Clark County is looking to flex its regulatory muscle and put the clamp on illicit massage businesses.
The county has completed a draft ordinance that would require businesses that hire massage therapists to prove their employees are state-licensed before issuing a certificate of occupancy.
“We want to make sure we have something available for law enforcement or code enforcement, or whomever,” said Jeff Niten, a county planner. “We want to make sure they have tools available.”
The county’s typical certificate of occupancy costs $97. The draft ordinance would not add another fee on top of that, but it would target massage therapists and reflexologists for extra scrutiny and wouldn’t grant business occupancy unless massage businesses could prove they were above board by supplying all relevant state-issued licenses and certificates.
Commissioners have strongly supported the efforts, saying they want to prevent illicit activity from taking root on county land. At the same time, they say such an ordinance needs to be mindful not to punish legitimate businesses.
The county has reported generally positive feedback from existing massage businesses that have been consulted about the proposal.
“You have to get the balance on this,” Commissioner David Madore said, “Legitimate businesses welcome this.”
The code includes several exemptions that are intended to keep legitimate businesses operating. Notably, the exemptions apply to athletic trainers, massage therapy students, hospitals and licensed beauty operators working out of salons.
Niten said the county had worked to ensure existing, legitimate businesses wouldn’t be affected by the ordinance.
“They are looking to protect their reputations, too,” Niten said. “They don’t want to be associated with this type of activity.”
The county’s draft ordinance stems from complaints about a Shumway neighborhood massage business that was suspected of housing illegal activity. That business was the focus of a Vancouver Police Department investigation. Before it closed in January, the owner of the massage parlor, Hui “Steven” Zhu, proclaimed his innocence. Police allegedly found a woman practicing reflexology there without a license during an unannounced inspection. The crime is a misdemeanor.

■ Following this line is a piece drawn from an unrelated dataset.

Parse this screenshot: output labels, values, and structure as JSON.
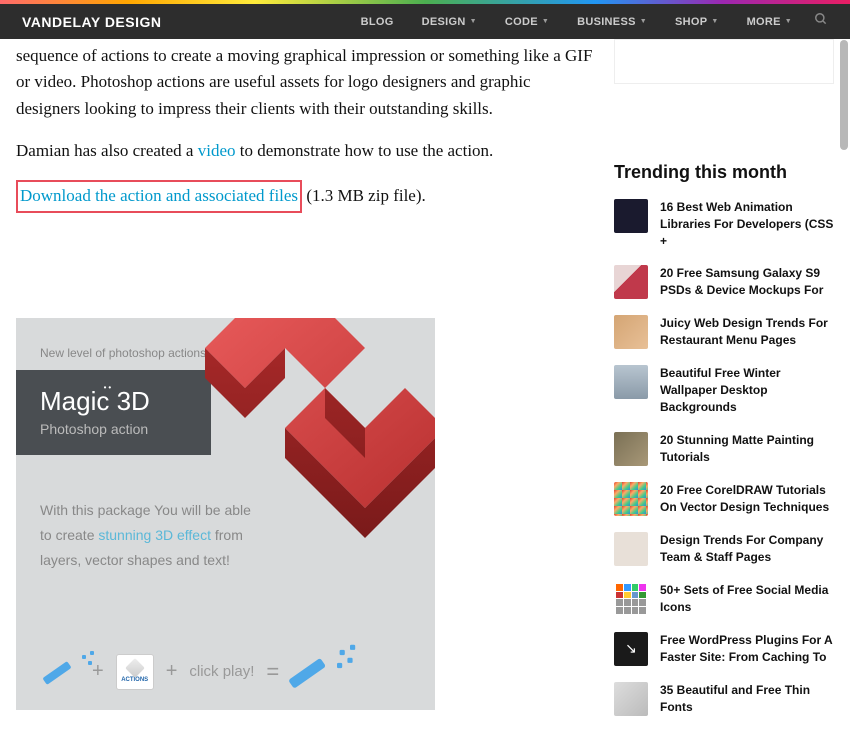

In April, Vancouver police opened an investigation into another massage business, located in the Arnada neighborhood. It was suspected of operating as a brothel.
The incidents, and neighborhood requests, sent the county looking for ways to regulate the industry. Three Shumway neighbors requested city and county action. They were Lisa Ghormley, Michele Wollert and Vancouver City Councilwoman Anne McEnerny-Ogle.
Ghormley said she’d received “very positive support from the county,” but added she was still concerned about the “multi-layered” issues surrounding illicit massage businesses, including human trafficking.
“It’s surprising to me how lax the licensing is,” she said.
The county says there have been no incidents of illicit massage activity in unincorporated land. The draft ordinance is intended to prevent any such business from operating in the first place, Niten said.
The county had looked at a similar ordinance in Thurston County before starting from scratch after determining that ordinance, written in the 1970s, was outdated.
The county’s ordinance could go before the commissioners as early as July, Nitten said.